Elderly people are often confronted with mental health issues and isolation. Staff of an Australian archive for children’s literature came up with the idea to tackle these issues.

The Australian Lu Rees Archives is a collection of books and other resources about authors, illustrators, publishers and their creative works. The publicly available collection currently includes 20,000 books, more than 390 research files as well as collections of authors’, illustrators’ and publishers’ papers, manuscripts and artwork, all with the aim to promote Australia’s children’s literature.

While looking for new audiences, the Archives’ staff started with an idea that evolved into a new project in cooperation with seniors at the Kangara Waters and Cavalry Retirement Communities in Canberra in 2011. The project title also conveys the aims of this Australian first-time initiative: Story: Mental stimulation, self-reflection and reminiscence, social interaction and personal wellbeing for seniors through Australian children’s literature.

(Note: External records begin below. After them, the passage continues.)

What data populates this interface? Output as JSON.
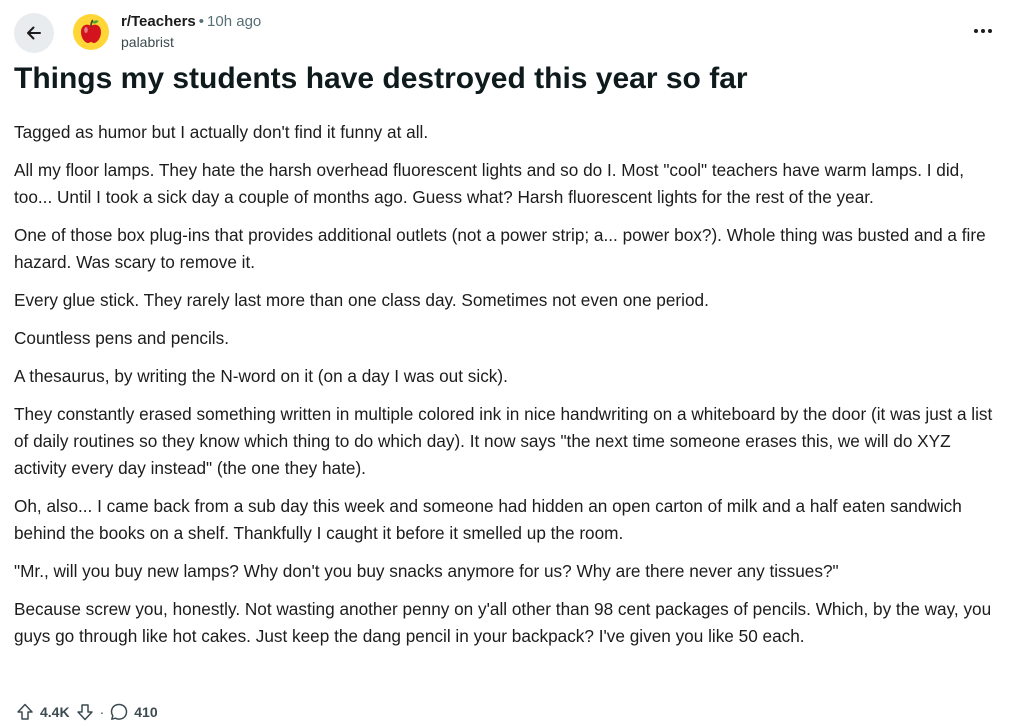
{
  "header": {
    "subreddit": "r/Teachers",
    "separator": "•",
    "time": "10h ago",
    "author": "palabrist"
  },
  "post": {
    "title": "Things my students have destroyed this year so far",
    "paragraphs": [
      "Tagged as humor but I actually don't find it funny at all.",
      "All my floor lamps. They hate the harsh overhead fluorescent lights and so do I. Most \"cool\" teachers have warm lamps. I did, too... Until I took a sick day a couple of months ago. Guess what? Harsh fluorescent lights for the rest of the year.",
      "One of those box plug-ins that provides additional outlets (not a power strip; a... power box?). Whole thing was busted and a fire hazard. Was scary to remove it.",
      "Every glue stick. They rarely last more than one class day. Sometimes not even one period.",
      "Countless pens and pencils.",
      "A thesaurus, by writing the N-word on it (on a day I was out sick).",
      "They constantly erased something written in multiple colored ink in nice handwriting on a whiteboard by the door (it was just a list of daily routines so they know which thing to do which day). It now says \"the next time someone erases this, we will do XYZ activity every day instead\" (the one they hate).",
      "Oh, also... I came back from a sub day this week and someone had hidden an open carton of milk and a half eaten sandwich behind the books on a shelf. Thankfully I caught it before it smelled up the room.",
      "\"Mr., will you buy new lamps? Why don't you buy snacks anymore for us? Why are there never any tissues?\"",
      "Because screw you, honestly. Not wasting another penny on y'all other than 98 cent packages of pencils. Which, by the way, you guys go through like hot cakes. Just keep the dang pencil in your backpack? I've given you like 50 each."
    ]
  },
  "actions": {
    "upvotes": "4.4K",
    "separator": "·",
    "comments": "410"
  },
  "icons": {
    "back": "arrow-left-icon",
    "avatar": "apple-icon",
    "more": "more-horizontal-icon",
    "upvote": "upvote-arrow-icon",
    "downvote": "downvote-arrow-icon",
    "comment": "comment-bubble-icon"
  },
  "colors": {
    "avatar_bg": "#ffd635",
    "apple_red": "#d3141e",
    "back_bg": "#e9ecef",
    "meta_gray": "#576f76"
  }
}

Over the period of a year, presenters enthusiastic about children’s stories met with independent living residents as well as low and high care residents in 18 sessions. The sessions had different purposes. For example, one session called “Reading and reminiscing: Favourite story books“ aimed to trigger memories using memorabilia associated with childhood such as Enid Blyton stories or Lewis Carroll’s Alice in Wonderland. Another session employed the story Storm Boy from Australian children’s book author Colin Thiele in order to stimulate reflection about where one came from and to share any experiences as a child of camping in the bush with family and friends.

It turned out, that participants particularly enjoyed tactile objects for sharing, big books for easy engagement, movie clips for group engagement, and reading aloud with visual prompts. The composition of the group changed significantly from session to session, making it difficult to determine and cater for specific interests. Sessions were announced by flyers in the residents’ homes.

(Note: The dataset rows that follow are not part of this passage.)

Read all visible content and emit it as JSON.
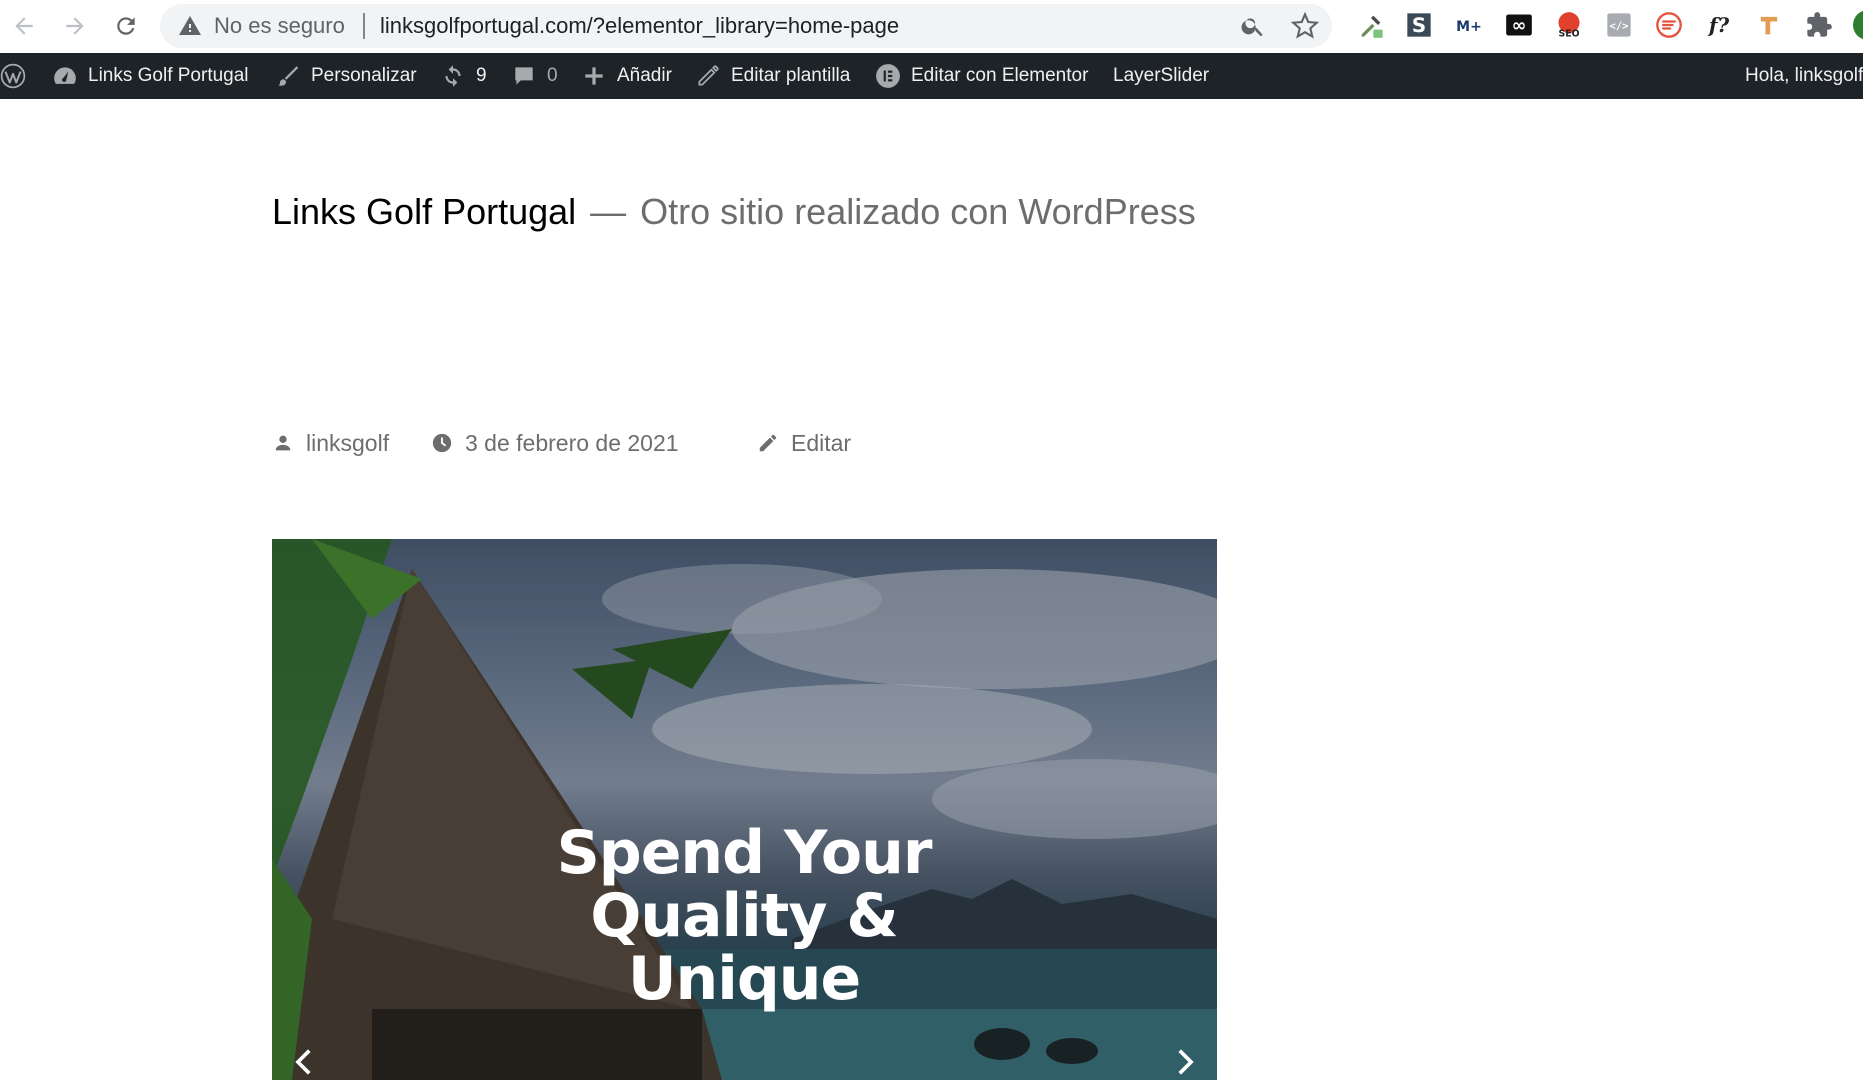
{
  "browser": {
    "security_label": "No es seguro",
    "url": "linksgolfportugal.com/?elementor_library=home-page",
    "icons": [
      "back-arrow-icon",
      "forward-arrow-icon",
      "reload-icon",
      "warning-icon",
      "zoom-icon",
      "bookmark-star-icon"
    ],
    "extensions": [
      {
        "name": "eyedropper-extension-icon"
      },
      {
        "name": "s-extension-icon",
        "label": "S"
      },
      {
        "name": "movistar-extension-icon",
        "label": "M+"
      },
      {
        "name": "infinity-extension-icon",
        "label": "∞"
      },
      {
        "name": "seo-extension-icon",
        "label": "SEO"
      },
      {
        "name": "code-extension-icon",
        "label": "</>"
      },
      {
        "name": "feed-extension-icon"
      },
      {
        "name": "font-extension-icon",
        "label": "f?"
      },
      {
        "name": "pipe-extension-icon"
      },
      {
        "name": "puzzle-extensions-icon"
      }
    ]
  },
  "adminbar": {
    "site_name": "Links Golf Portugal",
    "customize": "Personalizar",
    "updates_count": "9",
    "comments_count": "0",
    "add_new": "Añadir",
    "edit_template": "Editar plantilla",
    "edit_elementor": "Editar con Elementor",
    "layerslider": "LayerSlider",
    "greeting": "Hola, linksgolf"
  },
  "header": {
    "site_title": "Links Golf Portugal",
    "separator": "—",
    "tagline": "Otro sitio realizado con WordPress"
  },
  "meta": {
    "author": "linksgolf",
    "date": "3 de febrero de 2021",
    "edit": "Editar"
  },
  "slider": {
    "heading": "Spend Your Quality & Unique"
  },
  "colors": {
    "adminbar_bg": "#1d2327",
    "omnibox_bg": "#f1f3f4",
    "meta_text": "#6d6d6d"
  }
}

The report Experiencing Life Through Children's Stories – A Project for Seniors (PDF) describes the project’s outcomes as successful with respect to participants’ social connection and engagement. Typical comments were ’stimulated some residents who were struggling and some who were isolated’, ’opened up nice memories’, and ’lots of joy and lots of learning’.

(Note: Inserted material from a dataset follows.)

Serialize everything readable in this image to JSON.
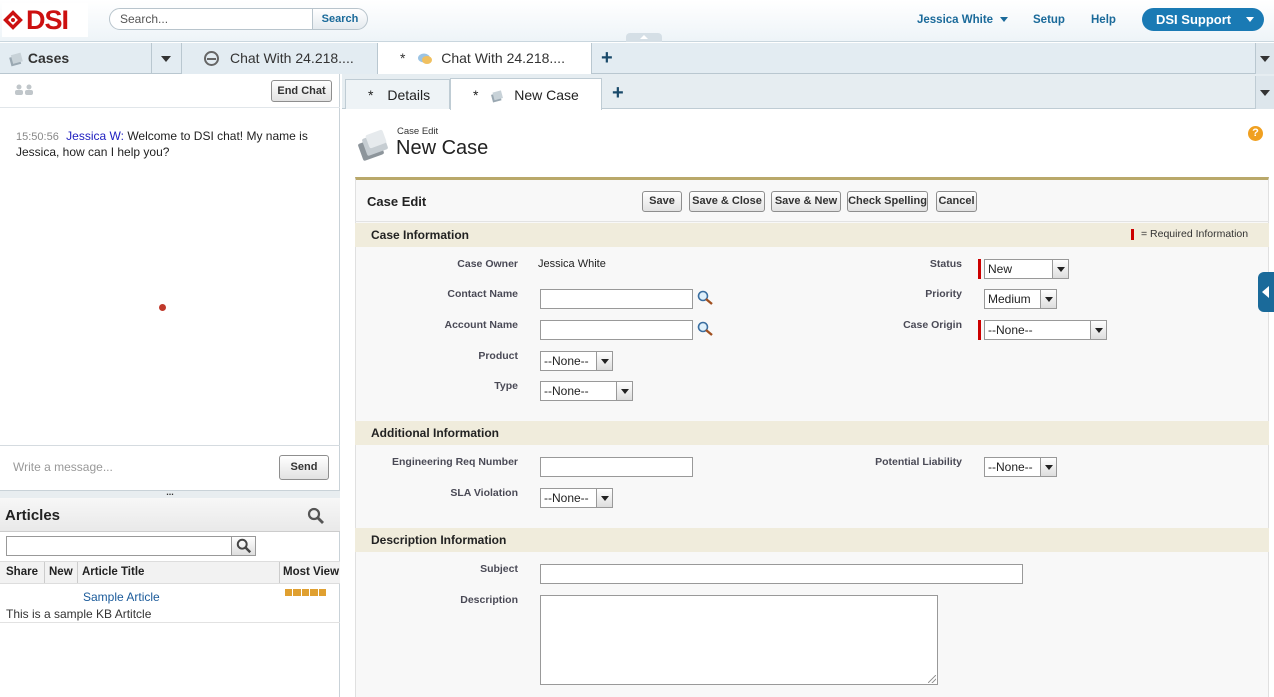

By now, the Lu Rees Archives have designed a resource kit with a pro forma for scheduling presentations, publicity material, suggestions for engaging participants, presenter’s material, bibliography of useful resources, and a copy of the project report. Other organisations are currently adapting the project.